Entries provided:
=== Begin Enclosure ===
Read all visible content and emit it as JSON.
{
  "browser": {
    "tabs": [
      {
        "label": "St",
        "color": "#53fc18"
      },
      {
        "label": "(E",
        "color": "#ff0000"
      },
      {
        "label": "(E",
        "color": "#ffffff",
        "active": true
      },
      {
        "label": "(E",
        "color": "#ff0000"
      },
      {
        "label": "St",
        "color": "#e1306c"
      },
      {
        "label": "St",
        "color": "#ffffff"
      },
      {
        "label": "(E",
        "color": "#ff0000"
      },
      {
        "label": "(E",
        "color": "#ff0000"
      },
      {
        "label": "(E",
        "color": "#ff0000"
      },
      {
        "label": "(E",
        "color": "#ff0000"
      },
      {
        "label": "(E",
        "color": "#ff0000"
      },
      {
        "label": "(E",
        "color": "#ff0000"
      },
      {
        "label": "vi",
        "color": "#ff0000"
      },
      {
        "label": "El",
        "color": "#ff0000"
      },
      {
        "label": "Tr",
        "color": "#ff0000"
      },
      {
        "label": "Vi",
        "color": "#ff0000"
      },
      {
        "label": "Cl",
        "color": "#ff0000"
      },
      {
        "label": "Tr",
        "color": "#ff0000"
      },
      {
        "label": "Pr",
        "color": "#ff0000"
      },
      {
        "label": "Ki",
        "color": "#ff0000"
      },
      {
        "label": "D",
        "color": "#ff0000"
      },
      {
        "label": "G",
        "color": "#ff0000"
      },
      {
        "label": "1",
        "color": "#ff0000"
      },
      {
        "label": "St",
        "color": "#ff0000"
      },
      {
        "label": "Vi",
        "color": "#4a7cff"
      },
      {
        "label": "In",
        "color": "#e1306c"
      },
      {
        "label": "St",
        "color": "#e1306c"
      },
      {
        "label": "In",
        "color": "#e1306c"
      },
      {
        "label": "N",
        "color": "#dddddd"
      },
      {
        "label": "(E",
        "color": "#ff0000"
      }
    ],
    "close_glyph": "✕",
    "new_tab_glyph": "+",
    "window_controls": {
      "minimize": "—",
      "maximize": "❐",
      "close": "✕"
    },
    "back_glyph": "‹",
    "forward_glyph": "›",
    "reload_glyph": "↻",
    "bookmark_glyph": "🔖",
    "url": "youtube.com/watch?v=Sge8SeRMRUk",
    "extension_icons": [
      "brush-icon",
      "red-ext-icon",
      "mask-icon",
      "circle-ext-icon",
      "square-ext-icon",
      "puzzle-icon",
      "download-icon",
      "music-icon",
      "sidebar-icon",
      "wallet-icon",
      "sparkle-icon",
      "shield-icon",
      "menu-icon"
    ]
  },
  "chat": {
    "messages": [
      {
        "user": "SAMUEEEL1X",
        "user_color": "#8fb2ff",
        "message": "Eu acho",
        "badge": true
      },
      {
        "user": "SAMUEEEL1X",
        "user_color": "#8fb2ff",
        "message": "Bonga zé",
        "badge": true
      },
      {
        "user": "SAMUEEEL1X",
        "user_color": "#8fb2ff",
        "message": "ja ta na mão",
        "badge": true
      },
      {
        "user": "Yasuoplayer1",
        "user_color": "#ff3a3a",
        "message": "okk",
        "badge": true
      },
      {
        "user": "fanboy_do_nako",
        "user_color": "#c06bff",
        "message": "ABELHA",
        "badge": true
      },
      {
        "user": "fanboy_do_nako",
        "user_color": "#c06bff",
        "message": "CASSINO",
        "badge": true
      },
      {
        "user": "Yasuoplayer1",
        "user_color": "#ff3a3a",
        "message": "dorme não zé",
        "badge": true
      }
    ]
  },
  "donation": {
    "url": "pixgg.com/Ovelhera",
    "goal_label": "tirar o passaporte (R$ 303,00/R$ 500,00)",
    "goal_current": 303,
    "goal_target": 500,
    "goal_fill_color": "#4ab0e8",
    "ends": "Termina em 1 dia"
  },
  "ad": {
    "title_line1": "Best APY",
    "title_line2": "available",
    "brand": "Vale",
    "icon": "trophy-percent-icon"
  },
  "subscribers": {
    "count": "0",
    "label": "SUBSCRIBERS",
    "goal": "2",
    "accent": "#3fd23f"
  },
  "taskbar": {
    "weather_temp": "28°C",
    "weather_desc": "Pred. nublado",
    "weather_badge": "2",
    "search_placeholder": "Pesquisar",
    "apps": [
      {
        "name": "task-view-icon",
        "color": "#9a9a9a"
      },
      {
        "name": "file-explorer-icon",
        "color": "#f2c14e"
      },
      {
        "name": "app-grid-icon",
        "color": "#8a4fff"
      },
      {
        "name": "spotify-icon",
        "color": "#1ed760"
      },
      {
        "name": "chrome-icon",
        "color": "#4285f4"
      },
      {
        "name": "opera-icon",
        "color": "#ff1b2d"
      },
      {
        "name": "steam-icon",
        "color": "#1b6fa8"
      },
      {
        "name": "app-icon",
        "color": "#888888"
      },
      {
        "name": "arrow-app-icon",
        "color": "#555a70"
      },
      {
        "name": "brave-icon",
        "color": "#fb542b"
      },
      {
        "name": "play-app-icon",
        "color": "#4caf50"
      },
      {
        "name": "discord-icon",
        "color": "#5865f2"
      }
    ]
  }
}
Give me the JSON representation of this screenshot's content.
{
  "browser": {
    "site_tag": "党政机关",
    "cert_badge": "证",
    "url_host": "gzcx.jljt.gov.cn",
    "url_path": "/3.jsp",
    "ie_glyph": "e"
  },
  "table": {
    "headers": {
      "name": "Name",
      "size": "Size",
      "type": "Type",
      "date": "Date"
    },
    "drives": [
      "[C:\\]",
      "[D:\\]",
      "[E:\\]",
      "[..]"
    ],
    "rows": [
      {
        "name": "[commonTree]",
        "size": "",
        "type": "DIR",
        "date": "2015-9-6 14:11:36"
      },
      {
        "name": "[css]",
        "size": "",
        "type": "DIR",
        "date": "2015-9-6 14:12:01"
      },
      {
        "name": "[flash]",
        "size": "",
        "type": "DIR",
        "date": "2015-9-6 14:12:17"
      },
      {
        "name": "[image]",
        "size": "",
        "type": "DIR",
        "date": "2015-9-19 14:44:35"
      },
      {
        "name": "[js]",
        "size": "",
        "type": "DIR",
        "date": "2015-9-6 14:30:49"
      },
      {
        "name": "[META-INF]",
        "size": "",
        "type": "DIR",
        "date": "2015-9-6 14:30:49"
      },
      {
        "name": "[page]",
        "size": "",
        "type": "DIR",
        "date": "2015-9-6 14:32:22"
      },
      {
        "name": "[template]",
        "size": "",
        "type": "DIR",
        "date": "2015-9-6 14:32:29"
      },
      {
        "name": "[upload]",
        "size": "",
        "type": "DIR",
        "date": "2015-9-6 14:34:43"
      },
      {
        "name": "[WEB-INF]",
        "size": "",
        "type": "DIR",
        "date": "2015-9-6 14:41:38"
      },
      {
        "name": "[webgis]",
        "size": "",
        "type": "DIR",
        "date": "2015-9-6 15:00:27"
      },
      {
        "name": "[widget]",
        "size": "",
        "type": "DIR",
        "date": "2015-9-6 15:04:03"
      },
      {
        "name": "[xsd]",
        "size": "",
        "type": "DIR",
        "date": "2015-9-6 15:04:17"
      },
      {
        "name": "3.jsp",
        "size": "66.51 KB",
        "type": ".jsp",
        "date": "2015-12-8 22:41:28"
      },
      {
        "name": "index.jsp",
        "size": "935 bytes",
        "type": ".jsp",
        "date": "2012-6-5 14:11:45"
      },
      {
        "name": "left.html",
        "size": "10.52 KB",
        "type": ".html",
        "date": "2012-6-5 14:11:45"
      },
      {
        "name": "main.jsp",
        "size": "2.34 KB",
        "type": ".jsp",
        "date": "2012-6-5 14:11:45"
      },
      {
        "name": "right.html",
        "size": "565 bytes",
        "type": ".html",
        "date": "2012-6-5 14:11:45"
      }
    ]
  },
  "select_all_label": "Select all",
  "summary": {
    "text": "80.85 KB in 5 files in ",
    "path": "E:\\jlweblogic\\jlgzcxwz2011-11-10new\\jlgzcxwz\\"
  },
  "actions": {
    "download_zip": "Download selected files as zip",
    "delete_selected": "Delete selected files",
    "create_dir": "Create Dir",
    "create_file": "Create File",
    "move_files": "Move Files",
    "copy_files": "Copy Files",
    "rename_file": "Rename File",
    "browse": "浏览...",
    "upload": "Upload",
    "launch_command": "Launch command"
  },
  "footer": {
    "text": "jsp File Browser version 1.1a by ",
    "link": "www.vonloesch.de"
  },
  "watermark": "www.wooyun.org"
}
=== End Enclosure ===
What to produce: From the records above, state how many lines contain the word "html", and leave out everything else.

Written response: 4